For most of the season, I had little doubt Favre would return for a 17th season with the Packers. He was playing great, the coaches and front office wanted him back and he wasn’t beaten down. He was fresh because the game, after a regime change and rebuilding period, had become easy again. The Packers were young and talented, so why walk away?
The first doubts I had came the week of the NFC Championship Game. Favre no longer looked like he had discovered the fountain of youth. He appeared tired. Worn out.
Then, of course, the overtime interception to Corey Webster happened and the Giants went on to the Super Bowl. That changed everything. The Packers didn’t beg Favre to return like previous coaching staffs and front offices had. So he decided to call it a career. Sitting in that upstairs hall in the Lambeau Field Atrium, everyone noticed two things: 1) The icy awkwardness between Deanna Favre, McCarthy and G.M. Ted Thompson. 2) Favre truly appeared to be done.
Of course he wasn’t, which set off the Summer of Favre, which included but was not limited to: monitoring appearances on David Letterman and Greta Van Susteren (we were through the looking glass, people), watching his workouts with the Oak Grove High School team, stalking team president Mark Murphy at the Green Bay airport as he boarded a private flight to make Favre an offer to stay retired, the team hiring former White House spokesman Ari Fleisher to help the team deal with the crisis, Favre flying into Green Bay as the annual intrasquad scrimmage was being played, Favre exiting Lambeau for two days with seemingly another ESPN personality in tow, Aaron Rodgers getting flicked off by “fans” and fans chanting “We want Brett!” during Packers practices.
Favre was eventually traded to the Jets, and I was there in Miami to see his debut in kelly-green against the Dolphins (Favre's reaction: "What are you doing here?"). It was the same old Favre in a 20-14 victory. He didn’t show any ill feelings about not being with the Packers, but the same couldn’t be said for Deanna, who bit her lip and only said nice things about Packers fans. I witnessed both his games at Lambeau in a Vikings uniform, a sight that turned the stomach of any sports fan and broke the hearts of his remaining faithful.
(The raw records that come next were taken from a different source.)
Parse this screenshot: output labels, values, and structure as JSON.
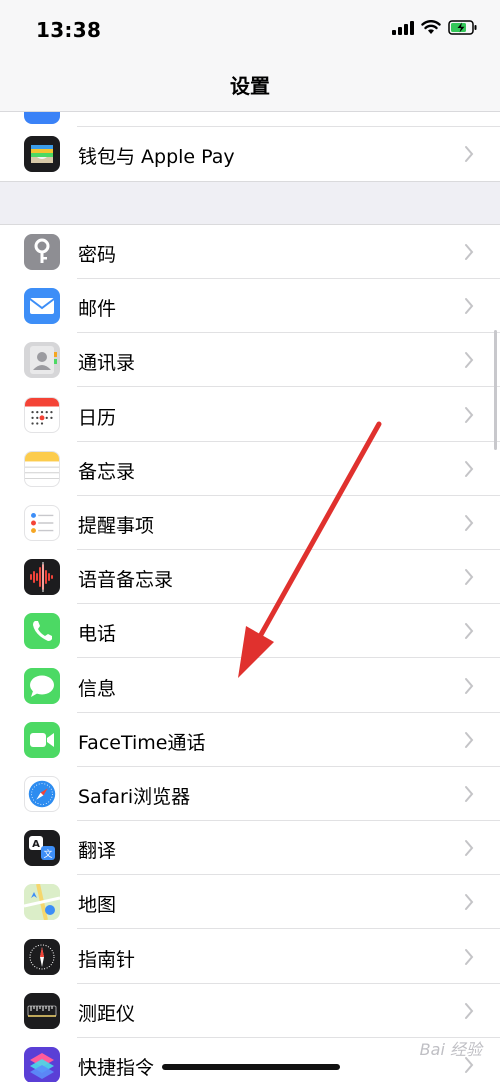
{
  "status_bar": {
    "time": "13:38"
  },
  "nav": {
    "title": "设置"
  },
  "top_partial_row": {
    "label": "—"
  },
  "wallet_row": {
    "label": "钱包与 Apple Pay",
    "icon": "wallet-icon"
  },
  "items": [
    {
      "label": "密码",
      "icon": "key-icon"
    },
    {
      "label": "邮件",
      "icon": "mail-icon"
    },
    {
      "label": "通讯录",
      "icon": "contacts-icon"
    },
    {
      "label": "日历",
      "icon": "calendar-icon"
    },
    {
      "label": "备忘录",
      "icon": "notes-icon"
    },
    {
      "label": "提醒事项",
      "icon": "reminders-icon"
    },
    {
      "label": "语音备忘录",
      "icon": "voice-memos-icon"
    },
    {
      "label": "电话",
      "icon": "phone-icon"
    },
    {
      "label": "信息",
      "icon": "messages-icon"
    },
    {
      "label": "FaceTime通话",
      "icon": "facetime-icon"
    },
    {
      "label": "Safari浏览器",
      "icon": "safari-icon"
    },
    {
      "label": "翻译",
      "icon": "translate-icon"
    },
    {
      "label": "地图",
      "icon": "maps-icon"
    },
    {
      "label": "指南针",
      "icon": "compass-icon"
    },
    {
      "label": "测距仪",
      "icon": "measure-icon"
    },
    {
      "label": "快捷指令",
      "icon": "shortcuts-icon"
    }
  ],
  "watermark": "Bai 经验",
  "colors": {
    "annotation_arrow": "#e0312e",
    "chevron": "#c4c4c7"
  }
}
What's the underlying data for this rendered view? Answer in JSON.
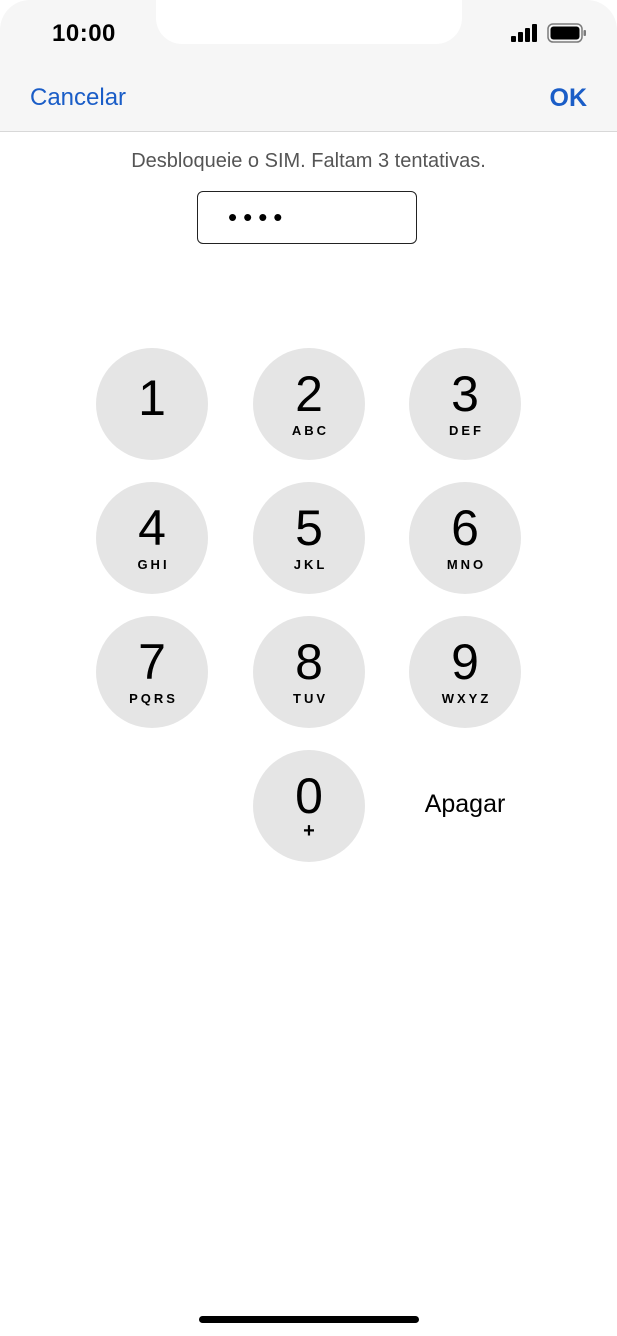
{
  "status_bar": {
    "time": "10:00",
    "signal_icon": "cellular-signal-icon",
    "battery_icon": "battery-full-icon"
  },
  "nav": {
    "cancel_label": "Cancelar",
    "ok_label": "OK"
  },
  "sim_unlock": {
    "prompt": "Desbloqueie o SIM. Faltam 3 tentativas.",
    "pin_masked": "••••"
  },
  "keypad": {
    "keys": [
      {
        "digit": "1",
        "letters": ""
      },
      {
        "digit": "2",
        "letters": "ABC"
      },
      {
        "digit": "3",
        "letters": "DEF"
      },
      {
        "digit": "4",
        "letters": "GHI"
      },
      {
        "digit": "5",
        "letters": "JKL"
      },
      {
        "digit": "6",
        "letters": "MNO"
      },
      {
        "digit": "7",
        "letters": "PQRS"
      },
      {
        "digit": "8",
        "letters": "TUV"
      },
      {
        "digit": "9",
        "letters": "WXYZ"
      },
      {
        "digit": "0",
        "letters": "+"
      }
    ],
    "delete_label": "Apagar"
  },
  "colors": {
    "accent": "#1a5dc7",
    "key_background": "#e5e5e5",
    "nav_background": "#f6f6f6"
  }
}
And I saw him get knocked from a game against the Patriots at Gillette Stadium, which was a foreshadowing.
Favre in the twilight: what a long, strange trip it was. He can’t change his mind about enshrinement, right?